Abusing Microsoft Outlook 365 to Capture NTLM

In this post we will discuss “How the attacker uses the Microsoft office for phishing attack to get the NTLM hashes from Windows.” Since we all knew that Microsoft Office applications like Word , PowerPoint , Excel and Outlook are the most reliable resource for any organization, and an attacker takes advantage of this reliance to masquerade the user.

Here, we’ve been trying to explain what a different approach an attack uses for a phishing attack to capture Microsoft Windows NTLM hashes.

In actual fact, the attacker tried to use the UNC path injection technique to capture the Windows NTLM hashes and use phishing to achieve his goal.

Table of Content

  • Link UNC Path in an Image
  • Link UNC PATH in a Text File
  • Link UNC PATH Word Document

Walkthrough

Here we are using Kali Linux and its IP is 192.168.1.112, this IP will be used for UNC Path.

Link UNC Path in an Image

Objective 1: send phishing mail to the target user that contains malicious image.

Use office 365 to linking UNC path within an image, for this insert an image and draft a mail for your Victim to masquerade him/her.

Inject the UNC path by adding a hyperlink to the image as shown below. Now-a-day attackers use the COVID-19 precaution images to carry out a large-scale phishing attack.

And we used our Kali Linux IP here to steal the NTLM hashes. This phase could be considered as an easy phase for a threat hunter while hunting for IOC as per pyramid of plain , because here the attacker’s malicious domain address or IP in dword format is used to evade the intruder detection system.

Once you have drafted your message using office 365, install the responder in your Kali Linux which to capture the NTLM hashes.
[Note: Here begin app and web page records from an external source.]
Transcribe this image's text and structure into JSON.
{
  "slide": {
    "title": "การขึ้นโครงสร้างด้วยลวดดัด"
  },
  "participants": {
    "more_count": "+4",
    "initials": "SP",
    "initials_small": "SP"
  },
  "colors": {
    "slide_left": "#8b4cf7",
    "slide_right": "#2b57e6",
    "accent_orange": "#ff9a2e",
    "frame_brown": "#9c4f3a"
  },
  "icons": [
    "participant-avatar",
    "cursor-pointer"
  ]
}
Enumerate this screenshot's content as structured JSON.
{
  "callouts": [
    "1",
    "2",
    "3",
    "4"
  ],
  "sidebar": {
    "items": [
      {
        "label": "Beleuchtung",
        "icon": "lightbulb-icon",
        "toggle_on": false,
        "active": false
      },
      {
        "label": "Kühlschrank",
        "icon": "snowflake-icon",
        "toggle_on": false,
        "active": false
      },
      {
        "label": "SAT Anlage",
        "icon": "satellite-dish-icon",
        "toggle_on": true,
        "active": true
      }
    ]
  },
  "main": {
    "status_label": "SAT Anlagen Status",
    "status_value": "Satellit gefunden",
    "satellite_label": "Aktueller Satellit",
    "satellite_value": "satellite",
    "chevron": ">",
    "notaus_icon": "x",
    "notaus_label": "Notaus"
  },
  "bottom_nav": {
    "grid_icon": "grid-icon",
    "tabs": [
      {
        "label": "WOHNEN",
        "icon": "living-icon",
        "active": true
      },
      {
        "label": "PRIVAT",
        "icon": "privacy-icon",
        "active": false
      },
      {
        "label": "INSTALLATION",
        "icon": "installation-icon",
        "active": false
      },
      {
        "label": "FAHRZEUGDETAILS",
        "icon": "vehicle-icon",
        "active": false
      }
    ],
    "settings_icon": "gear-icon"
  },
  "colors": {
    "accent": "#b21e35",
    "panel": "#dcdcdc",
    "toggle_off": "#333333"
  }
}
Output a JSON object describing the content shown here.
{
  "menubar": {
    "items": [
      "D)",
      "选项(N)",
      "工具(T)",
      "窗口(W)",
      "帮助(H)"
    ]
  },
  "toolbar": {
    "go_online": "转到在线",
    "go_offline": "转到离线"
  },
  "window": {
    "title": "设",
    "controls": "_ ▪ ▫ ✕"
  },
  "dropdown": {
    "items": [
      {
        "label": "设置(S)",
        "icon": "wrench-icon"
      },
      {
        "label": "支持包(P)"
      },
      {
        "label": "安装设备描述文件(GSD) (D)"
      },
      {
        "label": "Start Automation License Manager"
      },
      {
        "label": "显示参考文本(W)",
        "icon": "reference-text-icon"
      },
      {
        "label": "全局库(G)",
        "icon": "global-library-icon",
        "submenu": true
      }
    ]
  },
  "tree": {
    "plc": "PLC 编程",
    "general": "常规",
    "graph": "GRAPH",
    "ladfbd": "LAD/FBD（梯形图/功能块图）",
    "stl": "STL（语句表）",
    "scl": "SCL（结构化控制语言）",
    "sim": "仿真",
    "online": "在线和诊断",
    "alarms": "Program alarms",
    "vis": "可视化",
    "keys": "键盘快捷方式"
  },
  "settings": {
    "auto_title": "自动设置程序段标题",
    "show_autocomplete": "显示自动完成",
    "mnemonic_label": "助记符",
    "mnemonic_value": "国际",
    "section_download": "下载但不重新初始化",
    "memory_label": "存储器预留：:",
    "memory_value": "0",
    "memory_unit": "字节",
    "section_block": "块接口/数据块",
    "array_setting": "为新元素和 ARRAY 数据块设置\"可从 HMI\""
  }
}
Responder is a LLMNR, NBT-NS and MDNS poisoner, with built-in HTTP/SMB/MSSQL/FTP/LDAP rogue authentication server supporting NTLMv1/NTLMv2/LMv2, Extended Security NTLMSSP and Basic HTTP authentication.

Run the given command and just after executing responder send the mail to the victim.

Now, when the victim opens the mail and clicks on the image or opens a new tab or saves the image, his/her NTLM hashes have been stolen without his/her knowledge.

As result the attacker will obtain the NTLM hashes of the victim’s machine as shown in the image given below. Here you can observe that it has given NetBIOS username along with hashes.

An attacker may use John’s ripper or other NTLM hashed cracking tools to retrieve a password. As you can see here, we used the above NTLM hashes file generated by the responder to extract Victim’s password with the help of john the ripper.

Link UNC PATH in a Text File

Objective 2: Send phishing mail to the target user that contains Object.

Till Office 2013 it was possible to send a malicious attachment by injecting UNC Path but after Office 2013 the link to the file option is disabled, which prevents an attacker from carrying out a phishing attack via a malicious attachment.

Yet the attacker still figures out about the second alternative to send malicious attachment. Despite sending attachment they try to link object in the mail.

Here we have added a text file as object, here we cannot use “link to file” feature for injecting UNC path.

Once you will add the object, inject the hyperlink for UNC Path as done above, i.e. \\192.168.1.112 and mail to the victim. On other hand use responder, the to steal NLTM hashes as done above.

Now when the victim will opens the mail and clicked on the text or opens in new tab, his/her NTLM hashes has been stolen without his knowledge.

As result the attacker will obtain the NTLM hashes of the victim’s machine as shown in the image given below. Here you can observe that it has given NetBIOS username along with hashes.

Link UNC PATH Word Document

Objective:  Send phishing mail to the target user that contains Word Document Attachment.

In most scenarios, the attacker uses Word Document to make the email appear authentic, so he injects the UNC path inside the document file by hyperlinking the file inside. But as we mention, Outlook removed the option “link to file” or “insert as a link” to prevent attackers from sending malicious documents.

There is an alternative technique that allows an attacker to inject the UNC Path into the attachment. We have written the HTML code in a text file containing the UNC Path link in the src image as shown in the html image.

Now open a Word Document and link the html file as object, thus we move to “insert > Object > Text from file”.

Now insert the HTML file and select the option “insert as Link” as shown the image.

Now use the Word Document that contains a link to the HTML file to be sent as an attachment and sent the mail to the victim, and wait for the victim to respond by putting the responder in the back door.

Now, when the victim opens the mail and clicks on the text or opens a new tab, his / her NTLM hashes have been stolen without his/her knowledge.

As result the attacker will obtain the NTLM hashes of the victim’s machine as shown in the image given below. Here you can observe that it has given NetBIOS username along with hashes.

Conclusion: So we saw how the attacker cleverly injected the UNC path into an image or text file or Word document and masquerade the victim by sending Phishing mail.